** PROBLEM TO SOLVE **
The answer must be the number of lines in the listing below that contain "emoji", and nothing else.
--- RECORDS SHOWN ---
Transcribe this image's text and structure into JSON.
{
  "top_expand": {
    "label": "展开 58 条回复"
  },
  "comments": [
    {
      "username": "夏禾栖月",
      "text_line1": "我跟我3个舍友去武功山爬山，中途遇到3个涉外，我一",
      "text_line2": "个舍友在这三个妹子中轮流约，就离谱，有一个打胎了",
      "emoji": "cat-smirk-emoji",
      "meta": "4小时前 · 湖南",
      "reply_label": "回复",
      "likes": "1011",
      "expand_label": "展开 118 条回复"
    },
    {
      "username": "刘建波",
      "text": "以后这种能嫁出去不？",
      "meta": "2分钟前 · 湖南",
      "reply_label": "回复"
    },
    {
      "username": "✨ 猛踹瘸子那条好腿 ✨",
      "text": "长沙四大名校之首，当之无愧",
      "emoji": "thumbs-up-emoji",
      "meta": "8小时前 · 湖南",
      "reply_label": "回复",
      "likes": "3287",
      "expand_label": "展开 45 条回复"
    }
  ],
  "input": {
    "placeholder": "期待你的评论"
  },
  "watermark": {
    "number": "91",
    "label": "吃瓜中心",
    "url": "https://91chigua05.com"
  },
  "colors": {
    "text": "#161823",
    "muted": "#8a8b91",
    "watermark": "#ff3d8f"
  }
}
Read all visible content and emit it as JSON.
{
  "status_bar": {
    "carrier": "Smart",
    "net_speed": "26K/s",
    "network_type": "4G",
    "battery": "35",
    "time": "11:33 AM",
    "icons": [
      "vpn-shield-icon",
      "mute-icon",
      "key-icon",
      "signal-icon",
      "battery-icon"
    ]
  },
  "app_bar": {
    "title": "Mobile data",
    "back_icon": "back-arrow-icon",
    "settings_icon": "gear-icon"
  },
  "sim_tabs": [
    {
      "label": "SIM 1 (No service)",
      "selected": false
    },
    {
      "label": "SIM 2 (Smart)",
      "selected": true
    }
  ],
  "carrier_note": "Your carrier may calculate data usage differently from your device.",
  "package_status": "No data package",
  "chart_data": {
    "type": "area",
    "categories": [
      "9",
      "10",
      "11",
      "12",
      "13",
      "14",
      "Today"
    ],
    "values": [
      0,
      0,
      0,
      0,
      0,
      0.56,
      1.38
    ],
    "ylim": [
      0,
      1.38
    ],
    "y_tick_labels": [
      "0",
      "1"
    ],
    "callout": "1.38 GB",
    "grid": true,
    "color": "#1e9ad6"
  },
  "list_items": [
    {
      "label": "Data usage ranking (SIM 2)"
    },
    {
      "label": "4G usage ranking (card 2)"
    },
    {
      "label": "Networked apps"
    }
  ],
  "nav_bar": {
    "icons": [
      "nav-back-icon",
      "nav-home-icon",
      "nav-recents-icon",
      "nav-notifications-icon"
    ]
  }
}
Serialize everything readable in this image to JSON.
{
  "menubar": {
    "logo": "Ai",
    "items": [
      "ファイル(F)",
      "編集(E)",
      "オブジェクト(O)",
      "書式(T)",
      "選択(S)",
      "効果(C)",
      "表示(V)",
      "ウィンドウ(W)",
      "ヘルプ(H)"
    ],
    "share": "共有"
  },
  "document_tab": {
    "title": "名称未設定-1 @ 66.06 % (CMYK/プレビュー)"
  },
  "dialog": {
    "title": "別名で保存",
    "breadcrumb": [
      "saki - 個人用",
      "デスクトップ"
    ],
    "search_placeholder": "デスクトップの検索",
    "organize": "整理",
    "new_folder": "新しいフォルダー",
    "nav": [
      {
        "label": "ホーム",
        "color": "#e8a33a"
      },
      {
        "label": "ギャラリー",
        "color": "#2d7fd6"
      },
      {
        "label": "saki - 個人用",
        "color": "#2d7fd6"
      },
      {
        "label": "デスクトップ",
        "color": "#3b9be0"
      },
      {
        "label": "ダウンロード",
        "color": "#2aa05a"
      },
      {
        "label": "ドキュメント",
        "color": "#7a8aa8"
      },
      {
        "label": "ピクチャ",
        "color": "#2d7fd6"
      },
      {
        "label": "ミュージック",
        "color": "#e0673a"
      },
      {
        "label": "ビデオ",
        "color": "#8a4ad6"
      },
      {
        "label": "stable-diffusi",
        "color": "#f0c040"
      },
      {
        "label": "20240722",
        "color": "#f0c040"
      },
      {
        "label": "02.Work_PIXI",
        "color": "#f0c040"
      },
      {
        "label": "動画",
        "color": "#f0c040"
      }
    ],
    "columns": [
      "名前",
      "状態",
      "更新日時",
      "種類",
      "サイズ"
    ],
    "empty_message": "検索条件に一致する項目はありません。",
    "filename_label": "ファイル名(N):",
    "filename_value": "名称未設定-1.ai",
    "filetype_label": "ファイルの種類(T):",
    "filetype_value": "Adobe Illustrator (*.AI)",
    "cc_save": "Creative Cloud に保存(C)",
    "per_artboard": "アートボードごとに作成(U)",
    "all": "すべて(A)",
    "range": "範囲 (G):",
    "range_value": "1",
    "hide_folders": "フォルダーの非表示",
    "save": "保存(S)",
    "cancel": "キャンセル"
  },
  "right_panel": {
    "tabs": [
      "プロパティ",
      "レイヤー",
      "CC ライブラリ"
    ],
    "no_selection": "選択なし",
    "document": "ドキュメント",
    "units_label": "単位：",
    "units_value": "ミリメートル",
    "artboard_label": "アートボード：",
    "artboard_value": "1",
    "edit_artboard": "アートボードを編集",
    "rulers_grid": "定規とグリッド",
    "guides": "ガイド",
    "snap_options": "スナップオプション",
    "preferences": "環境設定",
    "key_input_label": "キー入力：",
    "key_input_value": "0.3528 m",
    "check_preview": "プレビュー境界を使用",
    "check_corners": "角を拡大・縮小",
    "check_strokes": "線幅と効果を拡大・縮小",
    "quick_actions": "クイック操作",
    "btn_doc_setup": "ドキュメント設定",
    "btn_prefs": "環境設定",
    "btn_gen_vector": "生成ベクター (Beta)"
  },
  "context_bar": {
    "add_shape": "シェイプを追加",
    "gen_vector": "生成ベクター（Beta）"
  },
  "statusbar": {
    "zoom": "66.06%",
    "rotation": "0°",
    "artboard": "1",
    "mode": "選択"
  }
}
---
** FINISHED EXERCISE **
2